Tyrosine hydroxylase deficiency is an autosomal recessive disorder resulting from cerebral catecholamine deficiency. Tyrosine hydroxylase deficiency has been reported in fewer than 40 patients worldwide. Based on the presenting neurological features, tyrosine hydroxylase deficiency can be divided in two phenotypes: an infantile onset, progressive, hypokinetic-rigid syndrome with dystonia (type A), and a complex encephalopathy with neonatal onset (type B). Decreased cerebrospinal fluid concentrations of homovanillic acid (HVA) and 3-methoxy-4-hydroxyphenylethylene glycol (MHPG), with normal 5-hydroxyindoleacetic acid (5-HIAA) cerebrospinal fluid (CSF) concentrations, are the biochemical hallmark of tyrosine hydroxylase deficiency. The HVA concentrations and HVA/ 5-HIAA acid ratio in CSF correlate with the severity of the phenotype.
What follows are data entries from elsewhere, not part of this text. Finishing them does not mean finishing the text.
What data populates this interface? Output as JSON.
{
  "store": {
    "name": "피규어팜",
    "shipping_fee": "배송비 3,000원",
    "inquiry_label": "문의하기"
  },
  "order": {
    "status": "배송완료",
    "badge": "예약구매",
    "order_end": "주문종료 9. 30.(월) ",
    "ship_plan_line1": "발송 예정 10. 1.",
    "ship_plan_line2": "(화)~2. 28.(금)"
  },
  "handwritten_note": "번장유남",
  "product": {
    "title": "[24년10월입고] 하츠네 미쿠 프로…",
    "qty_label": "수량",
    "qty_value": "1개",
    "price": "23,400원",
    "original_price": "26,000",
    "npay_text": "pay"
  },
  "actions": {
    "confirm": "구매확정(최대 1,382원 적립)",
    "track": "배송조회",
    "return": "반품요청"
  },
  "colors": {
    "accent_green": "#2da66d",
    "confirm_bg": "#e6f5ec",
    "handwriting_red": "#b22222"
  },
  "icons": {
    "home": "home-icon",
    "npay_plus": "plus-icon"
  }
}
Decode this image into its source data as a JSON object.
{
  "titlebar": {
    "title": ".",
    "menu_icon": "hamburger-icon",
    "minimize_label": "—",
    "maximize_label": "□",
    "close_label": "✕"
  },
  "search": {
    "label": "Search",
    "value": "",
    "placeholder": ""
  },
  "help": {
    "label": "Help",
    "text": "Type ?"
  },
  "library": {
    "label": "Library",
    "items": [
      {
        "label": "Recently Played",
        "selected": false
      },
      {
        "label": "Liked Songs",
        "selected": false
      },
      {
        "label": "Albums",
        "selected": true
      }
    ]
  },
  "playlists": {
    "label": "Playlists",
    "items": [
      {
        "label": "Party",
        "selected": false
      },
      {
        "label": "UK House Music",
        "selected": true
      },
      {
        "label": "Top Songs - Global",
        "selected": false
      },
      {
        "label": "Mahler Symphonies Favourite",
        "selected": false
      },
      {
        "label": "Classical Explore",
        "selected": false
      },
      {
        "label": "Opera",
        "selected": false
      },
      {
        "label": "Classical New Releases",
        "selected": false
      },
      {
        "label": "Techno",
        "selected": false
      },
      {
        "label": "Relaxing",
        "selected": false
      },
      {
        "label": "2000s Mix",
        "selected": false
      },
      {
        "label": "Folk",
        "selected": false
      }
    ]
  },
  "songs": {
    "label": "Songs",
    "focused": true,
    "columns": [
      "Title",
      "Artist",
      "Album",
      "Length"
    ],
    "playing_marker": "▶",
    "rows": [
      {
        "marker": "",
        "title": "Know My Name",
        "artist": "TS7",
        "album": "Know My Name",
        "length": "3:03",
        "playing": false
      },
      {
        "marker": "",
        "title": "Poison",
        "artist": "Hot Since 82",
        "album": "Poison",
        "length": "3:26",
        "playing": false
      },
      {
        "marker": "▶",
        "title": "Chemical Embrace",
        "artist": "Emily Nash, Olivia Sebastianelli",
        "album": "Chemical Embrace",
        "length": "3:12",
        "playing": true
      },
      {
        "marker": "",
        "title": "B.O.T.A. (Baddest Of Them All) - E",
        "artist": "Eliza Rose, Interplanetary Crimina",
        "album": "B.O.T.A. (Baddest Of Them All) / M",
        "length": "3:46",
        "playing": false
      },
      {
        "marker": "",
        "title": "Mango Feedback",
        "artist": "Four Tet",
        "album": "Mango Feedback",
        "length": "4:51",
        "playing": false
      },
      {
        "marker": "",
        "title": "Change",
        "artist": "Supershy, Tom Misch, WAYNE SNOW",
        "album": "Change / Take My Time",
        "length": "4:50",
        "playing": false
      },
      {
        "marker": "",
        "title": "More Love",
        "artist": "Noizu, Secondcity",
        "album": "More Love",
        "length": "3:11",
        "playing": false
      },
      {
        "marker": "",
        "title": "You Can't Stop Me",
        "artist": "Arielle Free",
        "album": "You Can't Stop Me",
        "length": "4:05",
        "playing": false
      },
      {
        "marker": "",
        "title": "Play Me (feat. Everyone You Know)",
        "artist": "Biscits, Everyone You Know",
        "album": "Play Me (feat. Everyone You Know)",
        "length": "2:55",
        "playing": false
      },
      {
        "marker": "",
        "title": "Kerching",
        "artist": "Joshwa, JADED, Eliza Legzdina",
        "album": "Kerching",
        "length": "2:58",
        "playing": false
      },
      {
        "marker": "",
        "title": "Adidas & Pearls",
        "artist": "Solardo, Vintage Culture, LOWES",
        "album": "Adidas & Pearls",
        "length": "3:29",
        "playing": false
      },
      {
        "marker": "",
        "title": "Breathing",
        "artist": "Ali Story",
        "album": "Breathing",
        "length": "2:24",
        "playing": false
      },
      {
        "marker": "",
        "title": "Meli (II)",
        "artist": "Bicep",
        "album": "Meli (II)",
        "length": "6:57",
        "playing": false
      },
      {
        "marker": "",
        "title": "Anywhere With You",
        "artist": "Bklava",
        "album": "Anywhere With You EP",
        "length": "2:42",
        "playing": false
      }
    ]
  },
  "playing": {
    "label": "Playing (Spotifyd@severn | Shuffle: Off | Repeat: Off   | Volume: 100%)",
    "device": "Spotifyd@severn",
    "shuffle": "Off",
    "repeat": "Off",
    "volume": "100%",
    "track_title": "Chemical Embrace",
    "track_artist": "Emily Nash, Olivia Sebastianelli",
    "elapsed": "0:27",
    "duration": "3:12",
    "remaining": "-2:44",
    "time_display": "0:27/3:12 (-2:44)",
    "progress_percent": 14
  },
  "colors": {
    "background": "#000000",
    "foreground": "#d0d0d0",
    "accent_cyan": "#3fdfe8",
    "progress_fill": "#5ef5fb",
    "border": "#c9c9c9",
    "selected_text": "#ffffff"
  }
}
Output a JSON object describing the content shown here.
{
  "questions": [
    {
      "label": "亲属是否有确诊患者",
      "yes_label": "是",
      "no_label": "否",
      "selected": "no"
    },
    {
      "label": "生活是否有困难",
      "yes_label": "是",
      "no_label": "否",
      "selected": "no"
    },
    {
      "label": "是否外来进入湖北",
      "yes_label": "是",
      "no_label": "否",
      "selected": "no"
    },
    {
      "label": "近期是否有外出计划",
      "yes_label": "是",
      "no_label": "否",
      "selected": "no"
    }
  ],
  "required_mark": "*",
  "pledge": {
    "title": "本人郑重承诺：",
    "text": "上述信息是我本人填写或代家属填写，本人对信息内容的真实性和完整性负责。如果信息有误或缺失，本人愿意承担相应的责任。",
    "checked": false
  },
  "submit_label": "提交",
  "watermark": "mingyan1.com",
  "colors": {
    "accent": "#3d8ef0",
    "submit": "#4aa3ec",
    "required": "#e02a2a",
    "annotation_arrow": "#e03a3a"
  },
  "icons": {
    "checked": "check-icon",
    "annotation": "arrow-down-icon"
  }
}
Tyrosine hydroxylase deficiency is almost exclusively caused by missense mutations in the TH gene and its promoter region, suggesting that mutations with more deleterious effects on the protein are incompatible with life. Genotype-phenotype correlations do not exist for the common c.698G>A and c.707T>C mutations. Carriership of at least one promotor mutation, however, apparently predicts type A tyrosine hydroxylase deficiency. Most patients with tyrosine hydroxylase deficiency can be successfully treated with l-dopa.

Overview of THD:

MA Willemsen, MM Verbeek, RA Wevers, et al: Tyrosine hydroxylase deficiency: a treatable disorder of brain catecholamine biosynthesis. Brain. 2010 Jun;133(Pt 6):1810-22. PUBMED